*INSTRUCTIONS TO FOLLOW*:
Run through the data and copy out every line that mentions the word "object".

App and web page records:
——

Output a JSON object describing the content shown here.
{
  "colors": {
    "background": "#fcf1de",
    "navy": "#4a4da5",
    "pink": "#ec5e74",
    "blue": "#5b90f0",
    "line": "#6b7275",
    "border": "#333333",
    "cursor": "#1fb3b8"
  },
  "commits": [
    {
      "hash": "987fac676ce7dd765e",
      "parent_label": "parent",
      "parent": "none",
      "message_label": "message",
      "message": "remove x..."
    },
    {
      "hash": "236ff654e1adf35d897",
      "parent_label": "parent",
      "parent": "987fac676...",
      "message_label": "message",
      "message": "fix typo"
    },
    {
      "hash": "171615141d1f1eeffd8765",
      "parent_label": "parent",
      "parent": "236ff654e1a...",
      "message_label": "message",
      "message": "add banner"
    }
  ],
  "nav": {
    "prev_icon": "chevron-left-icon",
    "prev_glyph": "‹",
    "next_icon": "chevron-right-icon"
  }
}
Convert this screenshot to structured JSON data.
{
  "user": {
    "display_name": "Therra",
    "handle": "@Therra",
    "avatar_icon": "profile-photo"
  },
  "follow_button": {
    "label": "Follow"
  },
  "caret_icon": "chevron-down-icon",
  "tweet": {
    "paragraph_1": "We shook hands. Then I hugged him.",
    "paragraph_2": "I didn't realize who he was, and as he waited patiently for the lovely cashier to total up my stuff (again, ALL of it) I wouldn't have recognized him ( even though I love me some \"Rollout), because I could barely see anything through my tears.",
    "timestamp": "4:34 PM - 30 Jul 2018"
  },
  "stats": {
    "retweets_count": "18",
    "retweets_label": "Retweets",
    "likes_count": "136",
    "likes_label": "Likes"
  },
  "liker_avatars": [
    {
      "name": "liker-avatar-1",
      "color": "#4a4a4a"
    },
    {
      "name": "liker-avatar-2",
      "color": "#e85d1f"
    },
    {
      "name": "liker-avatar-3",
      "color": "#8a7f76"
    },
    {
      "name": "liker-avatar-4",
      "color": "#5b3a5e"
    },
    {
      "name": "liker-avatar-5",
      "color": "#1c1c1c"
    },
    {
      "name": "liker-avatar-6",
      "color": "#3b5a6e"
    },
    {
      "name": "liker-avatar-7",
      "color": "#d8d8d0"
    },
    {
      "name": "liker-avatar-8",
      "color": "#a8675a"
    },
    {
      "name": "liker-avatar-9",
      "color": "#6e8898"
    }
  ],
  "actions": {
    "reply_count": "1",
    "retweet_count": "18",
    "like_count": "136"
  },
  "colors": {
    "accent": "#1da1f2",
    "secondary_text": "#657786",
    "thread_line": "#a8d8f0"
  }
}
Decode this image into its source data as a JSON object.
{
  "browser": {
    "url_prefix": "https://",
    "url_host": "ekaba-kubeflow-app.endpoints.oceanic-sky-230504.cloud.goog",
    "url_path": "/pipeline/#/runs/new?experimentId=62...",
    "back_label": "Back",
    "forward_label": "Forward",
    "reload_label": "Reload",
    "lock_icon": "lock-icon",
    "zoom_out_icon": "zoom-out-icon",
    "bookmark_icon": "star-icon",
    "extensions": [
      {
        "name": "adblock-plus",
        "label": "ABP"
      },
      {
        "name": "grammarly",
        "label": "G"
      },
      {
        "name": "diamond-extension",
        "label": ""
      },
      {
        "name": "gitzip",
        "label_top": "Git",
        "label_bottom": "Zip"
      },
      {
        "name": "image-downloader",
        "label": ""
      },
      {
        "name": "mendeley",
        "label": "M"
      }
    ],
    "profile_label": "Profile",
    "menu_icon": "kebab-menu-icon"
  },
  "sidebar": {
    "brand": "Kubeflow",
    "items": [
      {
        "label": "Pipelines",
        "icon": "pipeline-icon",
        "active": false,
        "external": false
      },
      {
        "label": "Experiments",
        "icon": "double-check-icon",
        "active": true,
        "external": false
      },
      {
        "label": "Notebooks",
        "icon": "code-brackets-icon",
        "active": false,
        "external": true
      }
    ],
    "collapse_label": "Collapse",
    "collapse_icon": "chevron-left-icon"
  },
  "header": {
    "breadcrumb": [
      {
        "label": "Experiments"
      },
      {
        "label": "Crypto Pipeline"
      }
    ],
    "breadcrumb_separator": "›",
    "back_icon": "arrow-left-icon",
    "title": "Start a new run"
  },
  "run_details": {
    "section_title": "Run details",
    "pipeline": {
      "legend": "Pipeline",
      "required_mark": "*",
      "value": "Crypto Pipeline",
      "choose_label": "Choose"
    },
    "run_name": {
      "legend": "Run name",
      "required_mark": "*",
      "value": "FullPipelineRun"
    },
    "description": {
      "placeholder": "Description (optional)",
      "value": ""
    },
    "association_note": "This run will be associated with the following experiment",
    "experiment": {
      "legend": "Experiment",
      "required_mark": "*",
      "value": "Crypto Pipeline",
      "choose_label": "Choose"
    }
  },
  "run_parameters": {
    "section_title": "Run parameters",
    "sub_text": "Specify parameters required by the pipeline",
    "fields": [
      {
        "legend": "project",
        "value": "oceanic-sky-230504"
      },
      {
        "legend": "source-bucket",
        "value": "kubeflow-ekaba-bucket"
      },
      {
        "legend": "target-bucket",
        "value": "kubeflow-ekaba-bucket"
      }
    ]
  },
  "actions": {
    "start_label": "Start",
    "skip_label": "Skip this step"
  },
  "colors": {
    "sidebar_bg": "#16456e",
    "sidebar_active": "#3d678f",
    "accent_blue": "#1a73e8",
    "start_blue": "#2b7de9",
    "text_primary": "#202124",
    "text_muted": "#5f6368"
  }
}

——

*RESPONSE TO THE TASK*:
Output a JSON object describing the content shown here.
Decode this image into its source data as a JSON object.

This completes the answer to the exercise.